The race was the Hill Runner UK Mast 10k. An out and back run with three solid miles of uphill running to the TV transmitter at Winter Hill Bolton then a glorious three mile downhill return.
With a one thousand metre climb (starting with the seemingly endless slog up Smithills Dean Road) it was a tough race to start the year. It was however a race that gave me immense pride having avoided all club training runs up to the Mast as ‘it’s too hard!’
An icy mist had settled over Bolton during the night and we couldn’t actually see the Mast from the start point (although that was perhaps a good thing!). As the route transitioned from the main road to the tarmac and gravel side road and trails I experienced just how cold it was, with patches of ice making for some hazardous sections. By luck or maybe judgement I didn’t come a cropper, but some of my fellow club runners did manage some spills. We saw bloodied knees, face and elbow (all on one runner!) and a broken rib and finger.
The faster runners skipped up and down like mountain goats with the winner taking just over 36 minutes to my one hour 22! The fact that I hadn’t even run two miles when he passed me on his downward leg blew my mind!

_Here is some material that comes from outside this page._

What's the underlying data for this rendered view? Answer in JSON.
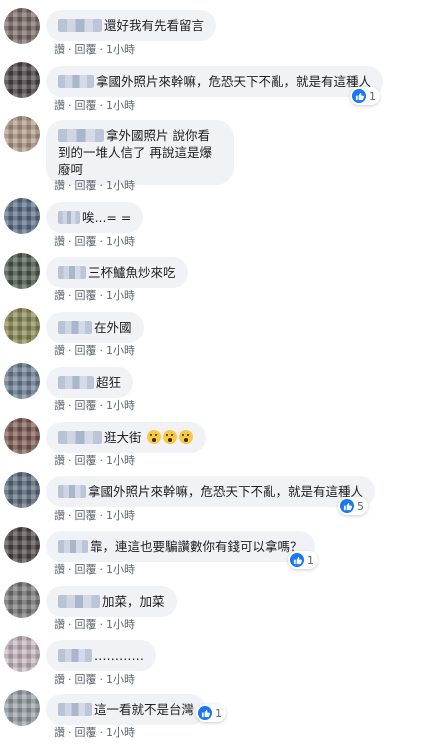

Some of the route was on narrow paths and wooden bridges and I’d been quite concerned about possible comings together but on the day everyone was really courteous and because it was an out and back we got to see all our running friends and teammates throughout the race giving support, high fives and even a hug off a fellow parkrun run director!
The turning point was a welcome relief and was manned by the fabulous Bolton Mountain Rescue who benefitted on the day from a £250 donation from the organisers and sponsors. Many of the marshals on the course were from my own running club (Burnden Road Runners) and it was great to get personalised shoutouts from them along the route. I could have hugged Carolyn at the road crossing when she shouted ‘runner coming through’ and there was no one around but me!
The dreaded Smithills Dean Road isn’t so dreaded when you’re on your way down but it’s also a memory wiper, with my mantra changing from ‘never again’ on the up to ‘next time’ on the way down!
All in all, a well organised race from Phil and Melissa from Hill Runner U.K.
A big challenge for me personally and one that has taken away the fear of the route when it’s offered on the training schedule. But what about the results? It was close, very close, but I have the evidence, I wasn’t a last page lady!
We’ve seen in the new year with some bright cold days, perfect for getting outdoors. We are so lucky that whilst Bolton is known for its industrial heritage it also has some stunning countryside. Whilst on holiday this week we both made the most of our surroundings.
I spent the bank holiday walking with hubby and our dog Mitzi round Entwistle Reservoir, a lovely two and a half mile stroll. The sun and new year resolutions brought out the masses as I’ve never seen it quite so busy!
Ann was somewhere much quieter (quieter that is until she arrived with the Ramsbottom Running crew!) They took the opportunity to go for an inpromptu trail run up to Peel Tower. The run was tough but lots of fun and was described by one runner as “Lots of whooping and hollering, followed by brews, mulled wine, mince pies and flapjacks”